Nicola Padfield is a Professor in Criminal and Penal Justice at the Law Faculty, University of Cambridge, where she has worked for more than 30 years. She was Master of Fitzwilliam College, Cambridge from 2013 to 2019 and is now a Life and Honorary Fellow. She was called to the Bar in 1978, sat as a recorder in the Crown Court from 2002 to 2014, and is a Bencher of the Middle Temple.
Nathan Rasiah QC is a barrister practicing in criminal law from chambers at 23 Essex Street. He prosecutes and defends in all areas of criminal law. He has also taught criminal law and criminal procedure and evidence at the University of Cambridge.

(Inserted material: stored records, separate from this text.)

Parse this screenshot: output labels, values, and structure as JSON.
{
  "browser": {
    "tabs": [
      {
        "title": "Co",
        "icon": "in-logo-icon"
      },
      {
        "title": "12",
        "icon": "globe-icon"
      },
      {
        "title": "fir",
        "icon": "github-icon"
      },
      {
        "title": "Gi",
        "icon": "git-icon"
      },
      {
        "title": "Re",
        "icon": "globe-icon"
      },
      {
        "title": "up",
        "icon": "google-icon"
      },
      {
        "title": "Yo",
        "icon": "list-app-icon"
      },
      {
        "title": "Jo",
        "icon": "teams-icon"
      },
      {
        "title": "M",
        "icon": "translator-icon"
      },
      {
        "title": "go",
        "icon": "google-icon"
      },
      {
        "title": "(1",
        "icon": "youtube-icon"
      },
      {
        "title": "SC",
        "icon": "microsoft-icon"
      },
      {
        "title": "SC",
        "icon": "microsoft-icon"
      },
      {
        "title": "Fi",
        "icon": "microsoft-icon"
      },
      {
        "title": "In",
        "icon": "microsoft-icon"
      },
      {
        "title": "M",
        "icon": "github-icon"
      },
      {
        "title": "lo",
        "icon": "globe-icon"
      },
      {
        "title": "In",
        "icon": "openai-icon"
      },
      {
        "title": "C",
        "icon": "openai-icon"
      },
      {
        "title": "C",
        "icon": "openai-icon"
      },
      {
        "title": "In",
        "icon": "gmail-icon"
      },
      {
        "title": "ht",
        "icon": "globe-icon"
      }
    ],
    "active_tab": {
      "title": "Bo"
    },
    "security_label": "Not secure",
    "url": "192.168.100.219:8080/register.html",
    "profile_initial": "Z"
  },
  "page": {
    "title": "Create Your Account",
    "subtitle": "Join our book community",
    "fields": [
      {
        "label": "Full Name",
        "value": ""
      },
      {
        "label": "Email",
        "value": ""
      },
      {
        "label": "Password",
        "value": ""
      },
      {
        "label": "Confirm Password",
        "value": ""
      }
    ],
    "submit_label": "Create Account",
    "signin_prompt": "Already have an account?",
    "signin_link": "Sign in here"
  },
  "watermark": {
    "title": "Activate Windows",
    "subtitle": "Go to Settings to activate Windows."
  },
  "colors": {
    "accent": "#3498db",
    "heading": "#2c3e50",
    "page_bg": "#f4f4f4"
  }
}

Maya Sikand QC has been in practice at the Bar since 1997. She was appointed as a Recorder (Crime) in April 2018. She is a civil liberties and human rights barrister at Doughty Street Chambers specialising in public law as well as private law damages claims against public bodies, having first spent over a decade defending in crime. She maintains an appellate only criminal practice which focusses primarily on trafficked victims and the sentencing of women and children and young people. She is a contributing editor of Archbold Criminal Pleading, Evidence & Practice and a previous contributing editor of Blackstone's Criminal Practice.
Sebastian Walker co-authors the sentencing chapter for Archbold Criminal Pleading, Evidence & Practice and the forthcoming Sentencing Principles, Procedure and Practice. He is also an editor of the Criminal Appeal Reports (Sentencing) and Current Sentencing Practice and was a contributing author to Miller on Contempt. He is currently a pupil barrister at 36 Crime and a teaching associate of the Faculty of Law at the University of Cambridge. He previously taught criminal law at the London School of Economics and worked at the Law Commission and the Attorney General's Office
Natalie Wortley practised at the criminal Bar for over ten years and is now Associate Professor of Law at Northumbria University. Her research focuses on vulnerability and criminal evidence, and she has published over 30 peer-reviewed articles, case notes and book chapters in these areas. She is a member of the Executive Committee of the Society of Legal Scholars, a Legally Qualified Chair of Police Misconduct Panels, a Deputy District Judge (Magistrates' Courts) and a First-Tier Tribunal Judge (Mental Health).
David Wurtzel practised at the Bar for 27 years before joining City, University of London in 2003. There he helped to devise and deliver all the training for registered intermediaries on behalf of the Ministry of Justice and in Northern Ireland. He has contributed to Criminal Law Review, and is a co-author of Vulnerable People and the Criminal Justice System (OUP) and of the 2015 Registered Intermediary Procedural Guidance Manual. He also lectures to the Bar and the judiciary. For six years he was consultant editor of Counsel, the magazine of the Bar. He is now Fellow Emeritus of City, University of London, a Bencher of Middle Temple and a Door Tenant of Red Lion Chambers.